a broken string...

Last week I attended the Pacifica quartet concert. I went specifically to see them perform the Beethoven string quartet and also to hear them play "Black Angels". I've only ever heard recordings of the latter, and was definitely eager to hear them. I must say it was a great performance. I'm not going to review it or recap everything that happened or how I felt listening, or what I think of them as musicians. Instead, I was just wondering about your feelings on audience etiquette.
During the beginning of "Black Angels" I noticed that the violist had broken a string. Now not being a string player, I definitely had to look twice, just to make sure. The quartet ended that section and the violist got up, pointed out his broken string and went to door. An announcement was made, just to keep everyone posted, and as the violist went up to open the door, he found it locked. Instead of staying quiet, the audience laughed. It was embarrasing I felt as a student here, that the stage hands weren't right back stage and ready to help. I'm sure it was very disheartening for the performer. Although, as a professional he was quick to change his string and was back on stage in no time. At this then the audience cheered.
For some reason this really bothered me. The tone of the piece was set, and it's definitely a serious piece where laughter isn't very appropriate. The quartet was able to just get back on and finish the piece with the intensity that it requires. It really was great. But shouldn't an audience be quiet during those mishaps? Maybe they felt as if they were supportive. However, it all seemed incredibly inappropriate and "lowbrow", forgive me, I had to. Perhaps it's more my problem. But it isn't fun when things like this happen, but I'm sure that they do. I would just rather the audience deal with it quietly and not laugh, and then cheer. Really? What do you think?

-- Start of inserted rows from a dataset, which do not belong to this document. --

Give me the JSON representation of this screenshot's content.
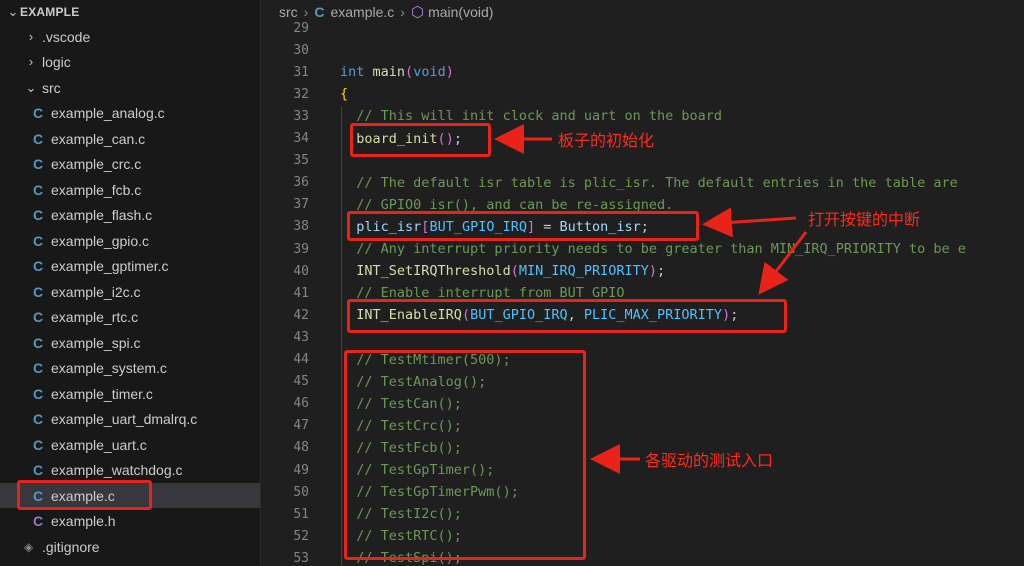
{
  "explorer": {
    "title": "EXAMPLE",
    "items": [
      {
        "label": ".vscode",
        "type": "folder",
        "expanded": false
      },
      {
        "label": "logic",
        "type": "folder",
        "expanded": false
      },
      {
        "label": "src",
        "type": "folder",
        "expanded": true
      },
      {
        "label": "example_analog.c",
        "type": "c"
      },
      {
        "label": "example_can.c",
        "type": "c"
      },
      {
        "label": "example_crc.c",
        "type": "c"
      },
      {
        "label": "example_fcb.c",
        "type": "c"
      },
      {
        "label": "example_flash.c",
        "type": "c"
      },
      {
        "label": "example_gpio.c",
        "type": "c"
      },
      {
        "label": "example_gptimer.c",
        "type": "c"
      },
      {
        "label": "example_i2c.c",
        "type": "c"
      },
      {
        "label": "example_rtc.c",
        "type": "c"
      },
      {
        "label": "example_spi.c",
        "type": "c"
      },
      {
        "label": "example_system.c",
        "type": "c"
      },
      {
        "label": "example_timer.c",
        "type": "c"
      },
      {
        "label": "example_uart_dmalrq.c",
        "type": "c"
      },
      {
        "label": "example_uart.c",
        "type": "c"
      },
      {
        "label": "example_watchdog.c",
        "type": "c"
      },
      {
        "label": "example.c",
        "type": "c",
        "selected": true
      },
      {
        "label": "example.h",
        "type": "h"
      },
      {
        "label": ".gitignore",
        "type": "git"
      }
    ],
    "c_icon": "C",
    "h_icon": "C"
  },
  "breadcrumb": {
    "parts": [
      "src",
      "example.c",
      "main(void)"
    ],
    "file_icon": "C",
    "method_icon": "cube-icon"
  },
  "code": {
    "line_numbers": [
      "29",
      "30",
      "31",
      "32",
      "33",
      "34",
      "35",
      "36",
      "37",
      "38",
      "39",
      "40",
      "41",
      "42",
      "43",
      "44",
      "45",
      "46",
      "47",
      "48",
      "49",
      "50",
      "51",
      "52",
      "53"
    ],
    "lines": [
      "",
      "",
      "int main(void)",
      "{",
      "  // This will init clock and uart on the board",
      "  board_init();",
      "",
      "  // The default isr table is plic_isr. The default entries in the table are",
      "  // GPIO0 isr(), and can be re-assigned.",
      "  plic_isr[BUT_GPIO_IRQ] = Button_isr;",
      "  // Any interrupt priority needs to be greater than MIN_IRQ_PRIORITY to be e",
      "  INT_SetIRQThreshold(MIN_IRQ_PRIORITY);",
      "  // Enable interrupt from BUT_GPIO",
      "  INT_EnableIRQ(BUT_GPIO_IRQ, PLIC_MAX_PRIORITY);",
      "",
      "  // TestMtimer(500);",
      "  // TestAnalog();",
      "  // TestCan();",
      "  // TestCrc();",
      "  // TestFcb();",
      "  // TestGpTimer();",
      "  // TestGpTimerPwm();",
      "  // TestI2c();",
      "  // TestRTC();",
      "  // TestSpi();"
    ]
  },
  "annotations": {
    "board_init": "板子的初始化",
    "enable_irq": "打开按键的中断",
    "tests": "各驱动的测试入口"
  },
  "colors": {
    "highlight": "#e8231a",
    "keyword": "#569cd6",
    "function": "#dcdcaa",
    "comment": "#6a9955",
    "macro": "#4fc1ff"
  }
}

1 comment:

VER said...

Interesting thoughts, Sarah. I know I, as a performer, would probably take the exact opposite view. If I found myself in a similar situation, having the audience sit in silence would feel incredibly awkward. I'd much rather have them laugh and break the tension.

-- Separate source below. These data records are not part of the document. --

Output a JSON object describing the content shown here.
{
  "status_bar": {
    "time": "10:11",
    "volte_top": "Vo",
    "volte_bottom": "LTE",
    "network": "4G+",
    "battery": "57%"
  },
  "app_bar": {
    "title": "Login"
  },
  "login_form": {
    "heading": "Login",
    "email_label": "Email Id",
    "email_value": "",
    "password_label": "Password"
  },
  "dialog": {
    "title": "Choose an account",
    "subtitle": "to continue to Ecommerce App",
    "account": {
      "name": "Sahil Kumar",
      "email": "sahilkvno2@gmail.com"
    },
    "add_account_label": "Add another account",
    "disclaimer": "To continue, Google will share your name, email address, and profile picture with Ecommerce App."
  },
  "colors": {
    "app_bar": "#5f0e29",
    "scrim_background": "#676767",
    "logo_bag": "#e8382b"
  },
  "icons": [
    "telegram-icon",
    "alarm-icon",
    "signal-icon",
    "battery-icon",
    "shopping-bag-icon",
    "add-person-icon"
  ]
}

But I agree about the stage door being locked- where was the stage crew, and why did they even lock it in the first place? I share your irritation on that count.